╭─ Data
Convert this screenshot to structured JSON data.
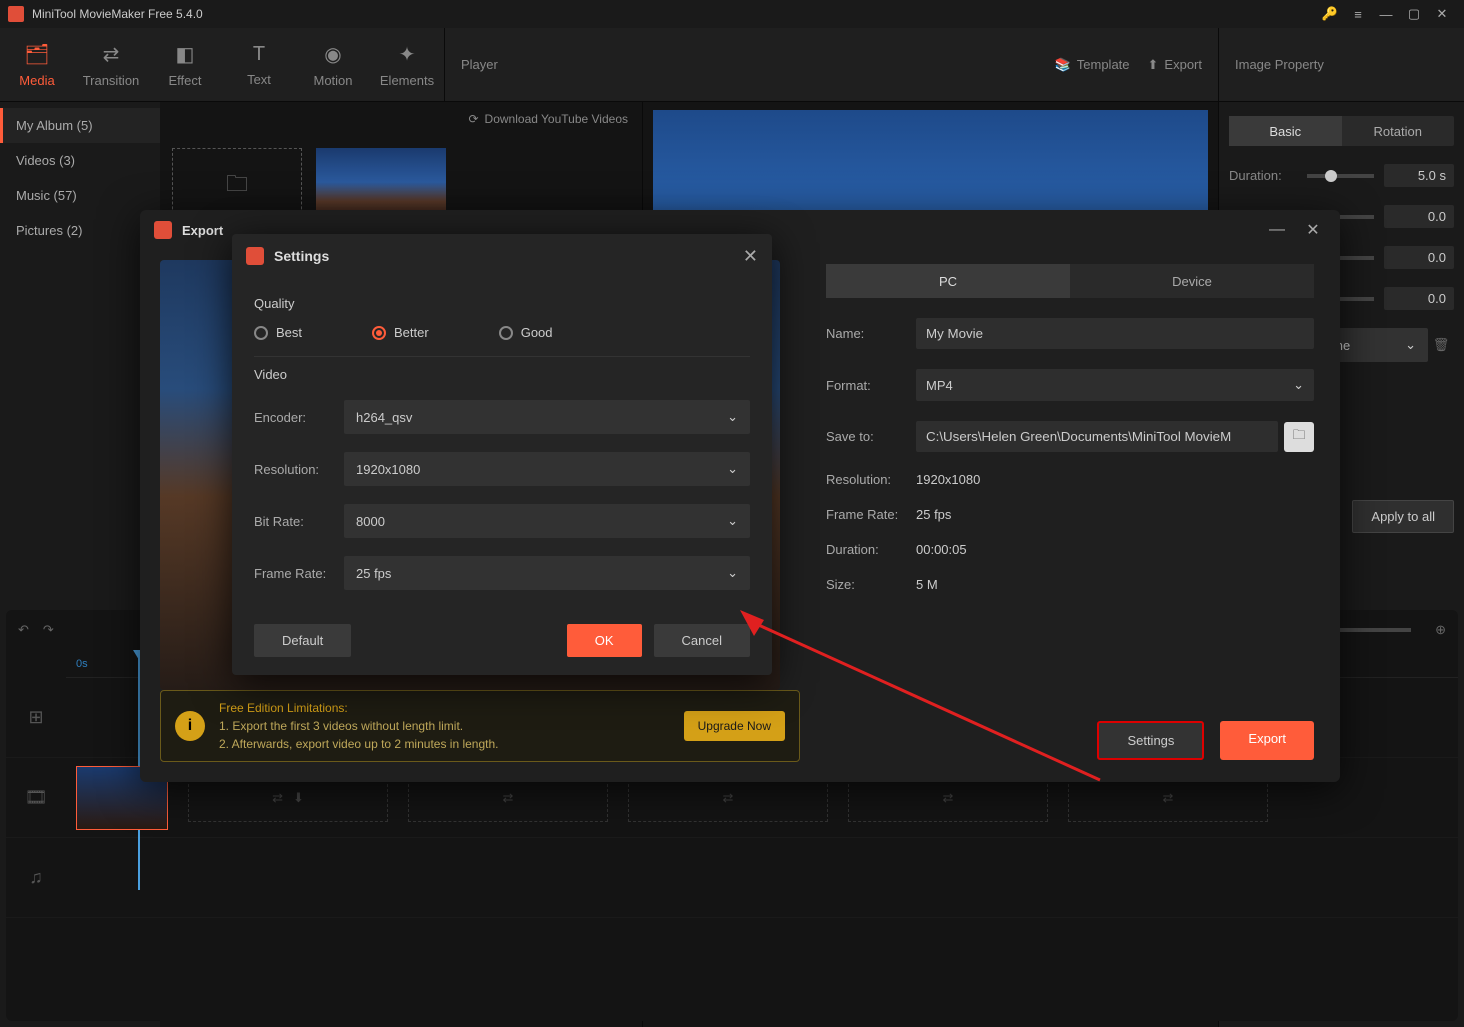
{
  "app": {
    "title": "MiniTool MovieMaker Free 5.4.0"
  },
  "toolbar": {
    "items": [
      {
        "label": "Media",
        "active": true
      },
      {
        "label": "Transition"
      },
      {
        "label": "Effect"
      },
      {
        "label": "Text"
      },
      {
        "label": "Motion"
      },
      {
        "label": "Elements"
      }
    ]
  },
  "player": {
    "label": "Player",
    "template": "Template",
    "export": "Export"
  },
  "rightpanel": {
    "header": "Image Property"
  },
  "sidebar": {
    "items": [
      {
        "label": "My Album (5)",
        "active": true
      },
      {
        "label": "Videos (3)"
      },
      {
        "label": "Music (57)"
      },
      {
        "label": "Pictures (2)"
      }
    ],
    "download_label": "Download YouTube Videos"
  },
  "props": {
    "tab_basic": "Basic",
    "tab_rotation": "Rotation",
    "duration_label": "Duration:",
    "duration_value": "5.0 s",
    "v1": "0.0",
    "v2": "0.0",
    "v3": "0.0",
    "opt_none": "one",
    "apply": "Apply to all"
  },
  "timeline": {
    "t0": "0s"
  },
  "export_dialog": {
    "title": "Export",
    "tab_pc": "PC",
    "tab_device": "Device",
    "name_label": "Name:",
    "name_value": "My Movie",
    "format_label": "Format:",
    "format_value": "MP4",
    "saveto_label": "Save to:",
    "saveto_value": "C:\\Users\\Helen Green\\Documents\\MiniTool MovieM",
    "resolution_label": "Resolution:",
    "resolution_value": "1920x1080",
    "framerate_label": "Frame Rate:",
    "framerate_value": "25 fps",
    "duration_label": "Duration:",
    "duration_value": "00:00:05",
    "size_label": "Size:",
    "size_value": "5 M",
    "settings_btn": "Settings",
    "export_btn": "Export",
    "limits_heading": "Free Edition Limitations:",
    "limits_line1": "1. Export the first 3 videos without length limit.",
    "limits_line2": "2. Afterwards, export video up to 2 minutes in length.",
    "upgrade_btn": "Upgrade Now"
  },
  "settings_dialog": {
    "title": "Settings",
    "quality_label": "Quality",
    "q_best": "Best",
    "q_better": "Better",
    "q_good": "Good",
    "video_label": "Video",
    "encoder_label": "Encoder:",
    "encoder_value": "h264_qsv",
    "resolution_label": "Resolution:",
    "resolution_value": "1920x1080",
    "bitrate_label": "Bit Rate:",
    "bitrate_value": "8000",
    "framerate_label": "Frame Rate:",
    "framerate_value": "25 fps",
    "default_btn": "Default",
    "ok_btn": "OK",
    "cancel_btn": "Cancel"
  }
}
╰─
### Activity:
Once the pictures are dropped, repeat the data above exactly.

### Written solution:
Convert this screenshot to structured JSON data.
{
  "app": {
    "title": "MiniTool MovieMaker Free 5.4.0"
  },
  "toolbar": {
    "items": [
      {
        "label": "Media",
        "active": true
      },
      {
        "label": "Transition"
      },
      {
        "label": "Effect"
      },
      {
        "label": "Text"
      },
      {
        "label": "Motion"
      },
      {
        "label": "Elements"
      }
    ]
  },
  "player": {
    "label": "Player",
    "template": "Template",
    "export": "Export"
  },
  "rightpanel": {
    "header": "Image Property"
  },
  "sidebar": {
    "items": [
      {
        "label": "My Album (5)",
        "active": true
      },
      {
        "label": "Videos (3)"
      },
      {
        "label": "Music (57)"
      },
      {
        "label": "Pictures (2)"
      }
    ],
    "download_label": "Download YouTube Videos"
  },
  "props": {
    "tab_basic": "Basic",
    "tab_rotation": "Rotation",
    "duration_label": "Duration:",
    "duration_value": "5.0 s",
    "v1": "0.0",
    "v2": "0.0",
    "v3": "0.0",
    "opt_none": "one",
    "apply": "Apply to all"
  },
  "timeline": {
    "t0": "0s"
  },
  "export_dialog": {
    "title": "Export",
    "tab_pc": "PC",
    "tab_device": "Device",
    "name_label": "Name:",
    "name_value": "My Movie",
    "format_label": "Format:",
    "format_value": "MP4",
    "saveto_label": "Save to:",
    "saveto_value": "C:\\Users\\Helen Green\\Documents\\MiniTool MovieM",
    "resolution_label": "Resolution:",
    "resolution_value": "1920x1080",
    "framerate_label": "Frame Rate:",
    "framerate_value": "25 fps",
    "duration_label": "Duration:",
    "duration_value": "00:00:05",
    "size_label": "Size:",
    "size_value": "5 M",
    "settings_btn": "Settings",
    "export_btn": "Export",
    "limits_heading": "Free Edition Limitations:",
    "limits_line1": "1. Export the first 3 videos without length limit.",
    "limits_line2": "2. Afterwards, export video up to 2 minutes in length.",
    "upgrade_btn": "Upgrade Now"
  },
  "settings_dialog": {
    "title": "Settings",
    "quality_label": "Quality",
    "q_best": "Best",
    "q_better": "Better",
    "q_good": "Good",
    "video_label": "Video",
    "encoder_label": "Encoder:",
    "encoder_value": "h264_qsv",
    "resolution_label": "Resolution:",
    "resolution_value": "1920x1080",
    "bitrate_label": "Bit Rate:",
    "bitrate_value": "8000",
    "framerate_label": "Frame Rate:",
    "framerate_value": "25 fps",
    "default_btn": "Default",
    "ok_btn": "OK",
    "cancel_btn": "Cancel"
  }
}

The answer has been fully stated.